### Data shown ###

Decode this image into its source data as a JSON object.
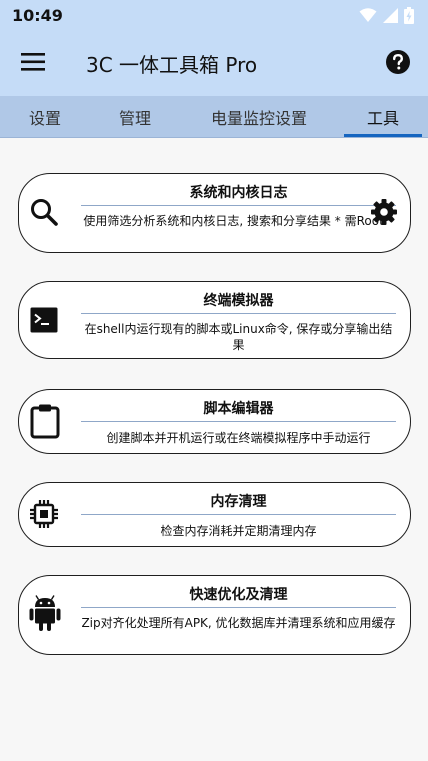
{
  "status_bar": {
    "time": "10:49"
  },
  "app_bar": {
    "title": "3C 一体工具箱 Pro"
  },
  "tabs": [
    {
      "label": "设置"
    },
    {
      "label": "管理"
    },
    {
      "label": "电量监控设置"
    },
    {
      "label": "工具"
    }
  ],
  "active_tab": "工具",
  "cards": [
    {
      "title": "系统和内核日志",
      "description": "使用筛选分析系统和内核日志, 搜索和分享结果 * 需Root *",
      "icon": "search-icon",
      "right_icon": "gear-icon"
    },
    {
      "title": "终端模拟器",
      "description": "在shell内运行现有的脚本或Linux命令, 保存或分享输出结果",
      "icon": "terminal-icon"
    },
    {
      "title": "脚本编辑器",
      "description": "创建脚本并开机运行或在终端模拟程序中手动运行",
      "icon": "clipboard-icon"
    },
    {
      "title": "内存清理",
      "description": "检查内存消耗并定期清理内存",
      "icon": "chip-icon"
    },
    {
      "title": "快速优化及清理",
      "description": "Zip对齐化处理所有APK, 优化数据库并清理系统和应用缓存",
      "icon": "android-icon"
    }
  ],
  "colors": {
    "app_bar": "#c5dcf7",
    "tab_bar": "#b0c8e7",
    "tab_indicator": "#1565c0",
    "card_border": "#1f1f1f"
  }
}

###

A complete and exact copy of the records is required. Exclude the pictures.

Completed task:
Decode this image into its source data as a JSON object.
{
  "status_bar": {
    "time": "10:49"
  },
  "app_bar": {
    "title": "3C 一体工具箱 Pro"
  },
  "tabs": [
    {
      "label": "设置"
    },
    {
      "label": "管理"
    },
    {
      "label": "电量监控设置"
    },
    {
      "label": "工具"
    }
  ],
  "active_tab": "工具",
  "cards": [
    {
      "title": "系统和内核日志",
      "description": "使用筛选分析系统和内核日志, 搜索和分享结果 * 需Root *",
      "icon": "search-icon",
      "right_icon": "gear-icon"
    },
    {
      "title": "终端模拟器",
      "description": "在shell内运行现有的脚本或Linux命令, 保存或分享输出结果",
      "icon": "terminal-icon"
    },
    {
      "title": "脚本编辑器",
      "description": "创建脚本并开机运行或在终端模拟程序中手动运行",
      "icon": "clipboard-icon"
    },
    {
      "title": "内存清理",
      "description": "检查内存消耗并定期清理内存",
      "icon": "chip-icon"
    },
    {
      "title": "快速优化及清理",
      "description": "Zip对齐化处理所有APK, 优化数据库并清理系统和应用缓存",
      "icon": "android-icon"
    }
  ],
  "colors": {
    "app_bar": "#c5dcf7",
    "tab_bar": "#b0c8e7",
    "tab_indicator": "#1565c0",
    "card_border": "#1f1f1f"
  }
}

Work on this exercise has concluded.